> _HOW TO COMPLETE THIS TASK_: Scan the records below. List lines holding "range".

> _DATASET ENTRIES_:

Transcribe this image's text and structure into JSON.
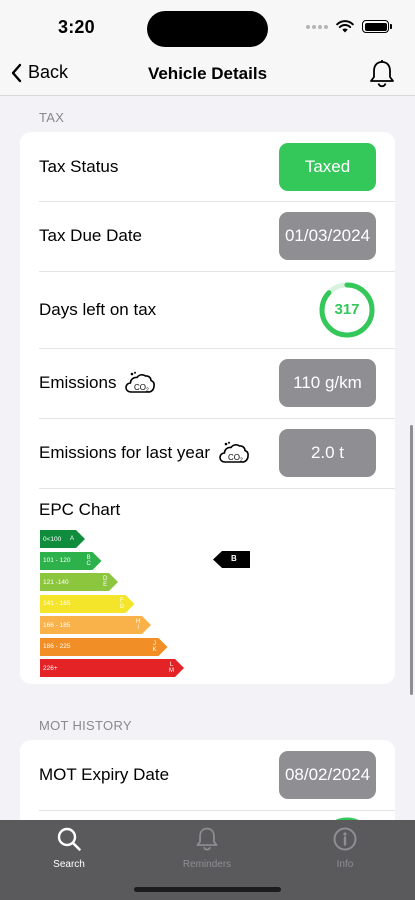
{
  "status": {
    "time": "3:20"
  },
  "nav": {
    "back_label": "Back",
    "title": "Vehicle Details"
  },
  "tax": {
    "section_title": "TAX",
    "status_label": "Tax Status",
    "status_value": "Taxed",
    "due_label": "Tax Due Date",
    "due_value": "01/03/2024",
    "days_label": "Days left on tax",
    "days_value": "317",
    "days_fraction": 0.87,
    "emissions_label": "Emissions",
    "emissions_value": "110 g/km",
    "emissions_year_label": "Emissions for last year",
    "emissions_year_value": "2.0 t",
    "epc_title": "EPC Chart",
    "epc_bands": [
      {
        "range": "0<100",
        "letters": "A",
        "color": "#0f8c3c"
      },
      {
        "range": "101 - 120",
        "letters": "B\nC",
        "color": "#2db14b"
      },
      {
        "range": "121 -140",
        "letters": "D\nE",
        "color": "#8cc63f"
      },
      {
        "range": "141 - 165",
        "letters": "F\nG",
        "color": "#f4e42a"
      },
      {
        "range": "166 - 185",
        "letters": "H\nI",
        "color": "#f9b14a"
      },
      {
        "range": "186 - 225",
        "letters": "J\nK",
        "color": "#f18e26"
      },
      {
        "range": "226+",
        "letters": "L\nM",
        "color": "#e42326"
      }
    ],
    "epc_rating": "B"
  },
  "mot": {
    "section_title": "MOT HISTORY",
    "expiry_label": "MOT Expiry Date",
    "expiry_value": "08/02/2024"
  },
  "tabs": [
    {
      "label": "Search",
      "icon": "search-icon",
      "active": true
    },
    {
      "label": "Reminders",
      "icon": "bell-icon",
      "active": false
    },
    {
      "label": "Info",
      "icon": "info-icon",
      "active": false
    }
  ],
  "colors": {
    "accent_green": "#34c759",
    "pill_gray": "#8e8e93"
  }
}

> _TASK RESPONSE_:
        "range": "0<100",
        "range": "101 - 120",
        "range": "121 -140",
        "range": "141 - 165",
        "range": "166 - 185",
        "range": "186 - 225",
        "range": "226+",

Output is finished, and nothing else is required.